scp -r user@192.168.1.100:/home/remote_user/Desktop/files /home/me/Desktop/.



see 'man scp' or 'man sftp' for more ...

hopefully there are no typos! :)

Anticipat3
10-14-2004, 01:56 PM
instead of using some of the clunky command line ftp utilities (which work, mind you, but are crappy for working with a lot of files), if you're already running sshd ("remote login") service on the box you're remotely logging into, you could also enable ftp access, and then use a graphical SFTP client to access the files (Fugu is a great one.)

trevor
10-14-2004, 02:48 PM
if you're already running sshd ("remote login") service on the box you're remotely logging into, you could also enable ftp access, and then use a graphical SFTP client to access the files (Fugu is a great one.)

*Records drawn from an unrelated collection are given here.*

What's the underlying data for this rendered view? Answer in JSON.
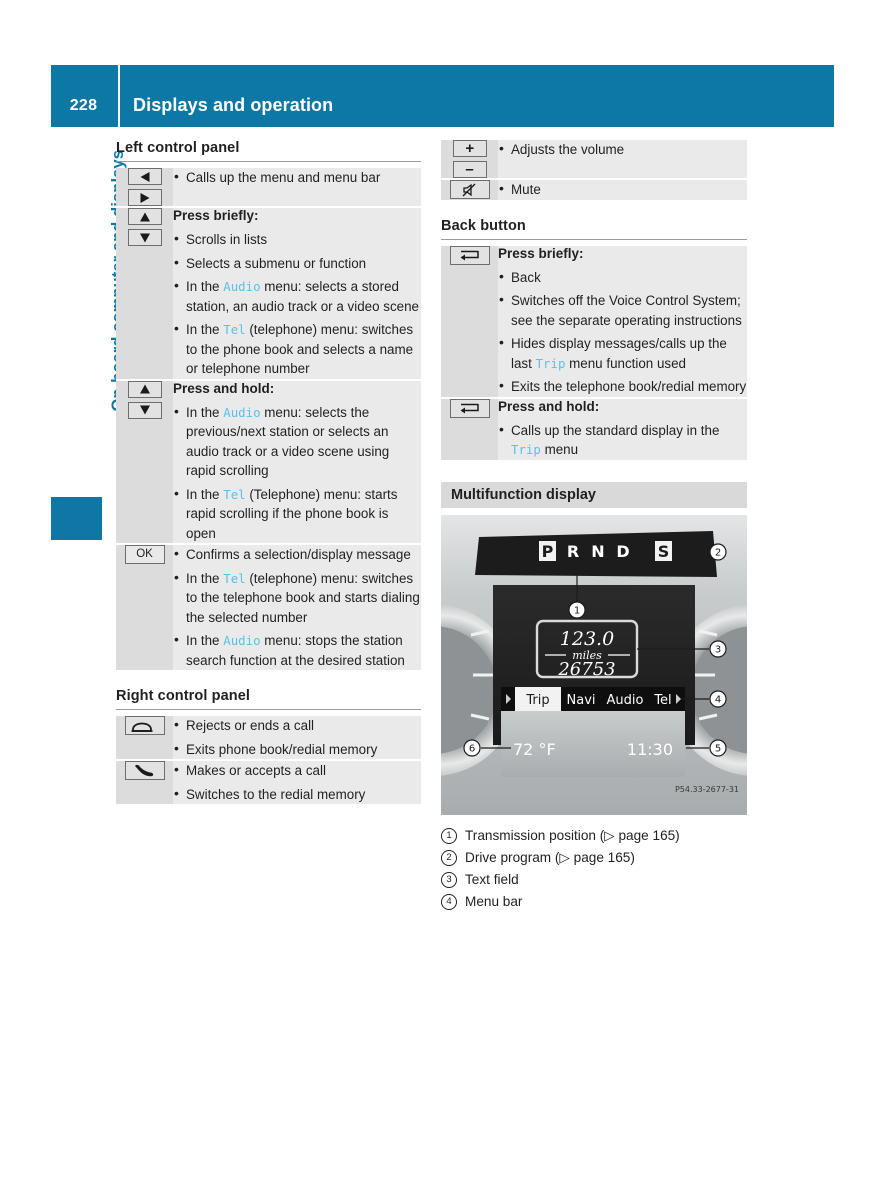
{
  "header": {
    "page_number": "228",
    "title": "Displays and operation"
  },
  "chapter_tab": {
    "label": "On-board computer and displays",
    "accent_color": "#0d78a4"
  },
  "left_column": {
    "sections": [
      {
        "title": "Left control panel",
        "rows": [
          {
            "icons": [
              "triangle-left-key",
              "triangle-right-key"
            ],
            "subhead": "",
            "bullets": [
              [
                {
                  "t": "Calls up the menu and menu bar"
                }
              ]
            ]
          },
          {
            "icons": [
              "triangle-up-key",
              "triangle-down-key"
            ],
            "subhead": "Press briefly:",
            "bullets": [
              [
                {
                  "t": "Scrolls in lists"
                }
              ],
              [
                {
                  "t": "Selects a submenu or function"
                }
              ],
              [
                {
                  "t": "In the "
                },
                {
                  "t": "Audio",
                  "term": true
                },
                {
                  "t": " menu: selects a stored station, an audio track or a video scene"
                }
              ],
              [
                {
                  "t": "In the "
                },
                {
                  "t": "Tel",
                  "term": true
                },
                {
                  "t": " (telephone) menu: switches to the phone book and selects a name or telephone number"
                }
              ]
            ]
          },
          {
            "icons": [
              "triangle-up-key",
              "triangle-down-key"
            ],
            "subhead": "Press and hold:",
            "bullets": [
              [
                {
                  "t": "In the "
                },
                {
                  "t": "Audio",
                  "term": true
                },
                {
                  "t": " menu: selects the previous/next station or selects an audio track or a video scene using rapid scrolling"
                }
              ],
              [
                {
                  "t": "In the "
                },
                {
                  "t": "Tel",
                  "term": true
                },
                {
                  "t": " (Telephone) menu: starts rapid scrolling if the phone book is open"
                }
              ]
            ]
          },
          {
            "icons": [
              "ok-key"
            ],
            "ok_label": "OK",
            "subhead": "",
            "bullets": [
              [
                {
                  "t": "Confirms a selection/display message"
                }
              ],
              [
                {
                  "t": "In the "
                },
                {
                  "t": "Tel",
                  "term": true
                },
                {
                  "t": " (telephone) menu: switches to the telephone book and starts dialing the selected number"
                }
              ],
              [
                {
                  "t": "In the "
                },
                {
                  "t": "Audio",
                  "term": true
                },
                {
                  "t": " menu: stops the station search function at the desired station"
                }
              ]
            ]
          }
        ]
      },
      {
        "title": "Right control panel",
        "rows": [
          {
            "icons": [
              "phone-hangup-key"
            ],
            "subhead": "",
            "bullets": [
              [
                {
                  "t": "Rejects or ends a call"
                }
              ],
              [
                {
                  "t": "Exits phone book/redial memory"
                }
              ]
            ]
          },
          {
            "icons": [
              "phone-pickup-key"
            ],
            "subhead": "",
            "bullets": [
              [
                {
                  "t": "Makes or accepts a call"
                }
              ],
              [
                {
                  "t": "Switches to the redial memory"
                }
              ]
            ]
          }
        ]
      }
    ]
  },
  "right_column": {
    "volume_rows": [
      {
        "icons": [
          "plus-key",
          "minus-key"
        ],
        "subhead": "",
        "bullets": [
          [
            {
              "t": "Adjusts the volume"
            }
          ]
        ]
      },
      {
        "icons": [
          "mute-key"
        ],
        "subhead": "",
        "bullets": [
          [
            {
              "t": "Mute"
            }
          ]
        ]
      }
    ],
    "back_button": {
      "title": "Back button",
      "rows": [
        {
          "icons": [
            "back-key"
          ],
          "subhead": "Press briefly:",
          "bullets": [
            [
              {
                "t": "Back"
              }
            ],
            [
              {
                "t": "Switches off the Voice Control System; see the separate operating instructions"
              }
            ],
            [
              {
                "t": "Hides display messages/calls up the last "
              },
              {
                "t": "Trip",
                "term": true
              },
              {
                "t": " menu function used"
              }
            ],
            [
              {
                "t": "Exits the telephone book/redial memory"
              }
            ]
          ]
        },
        {
          "icons": [
            "back-key"
          ],
          "subhead": "Press and hold:",
          "bullets": [
            [
              {
                "t": "Calls up the standard display in the "
              },
              {
                "t": "Trip",
                "term": true
              },
              {
                "t": " menu"
              }
            ]
          ]
        }
      ]
    },
    "multifunction_display": {
      "title": "Multifunction display",
      "figure": {
        "gear_positions": [
          "P",
          "R",
          "N",
          "D"
        ],
        "gear_highlighted": "P",
        "drive_program": "S",
        "trip_value": "123.0",
        "trip_unit": "miles",
        "odometer": "26753",
        "menu_bar": [
          "Trip",
          "Navi",
          "Audio",
          "Tel"
        ],
        "menu_selected": "Trip",
        "temperature": "72 °F",
        "clock": "11:30",
        "figure_code": "P54.33-2677-31",
        "callouts": [
          "1",
          "2",
          "3",
          "4",
          "5",
          "6"
        ]
      },
      "legend": [
        {
          "num": "1",
          "text": "Transmission position (▷ page 165)"
        },
        {
          "num": "2",
          "text": "Drive program (▷ page 165)"
        },
        {
          "num": "3",
          "text": "Text field"
        },
        {
          "num": "4",
          "text": "Menu bar"
        }
      ]
    }
  }
}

If you are already running sshd on a computer (Remote Login in System Preferences > Sharing > Services), then you can already use a graphical sftp client such as fugu from a remote computer to access the files. It is NOT a good idea to also turn on ftp, which is unrelated and insecure.

If the computer running Remote Login is behind a NAT router, and the remote computer is not on the LAN, you will need to forward port 22 on the router to port 22 on the computer. If the computer running Remote Login has a routable IP and is therefore exposed to the internet, this is not necessary.

Trevor

froinds
10-14-2004, 05:11 PM
You forgot to mention that scp would leave his poor resource forks behind.

trevor
10-14-2004, 06:08 PM
...as would sftp. If copying files with resource forks, you should probably flatten them before copying across the network.

Trevor

ElectusUnum
10-15-2004, 01:20 AM
Don't forget the SFTP gui frontend called "Fugu" for os x.
http://rsug.itd.umich.edu/software/fugu/
It's opensource too.

vancenase
10-15-2004, 09:07 AM
You forgot to mention that scp would leave his poor resource forks behind. oops, i blame that on my own uses ... i usually transfer files that do not have resource forks ...

when do you think the resource spork (http://members.tripod.com/~sporkk/) will be developed?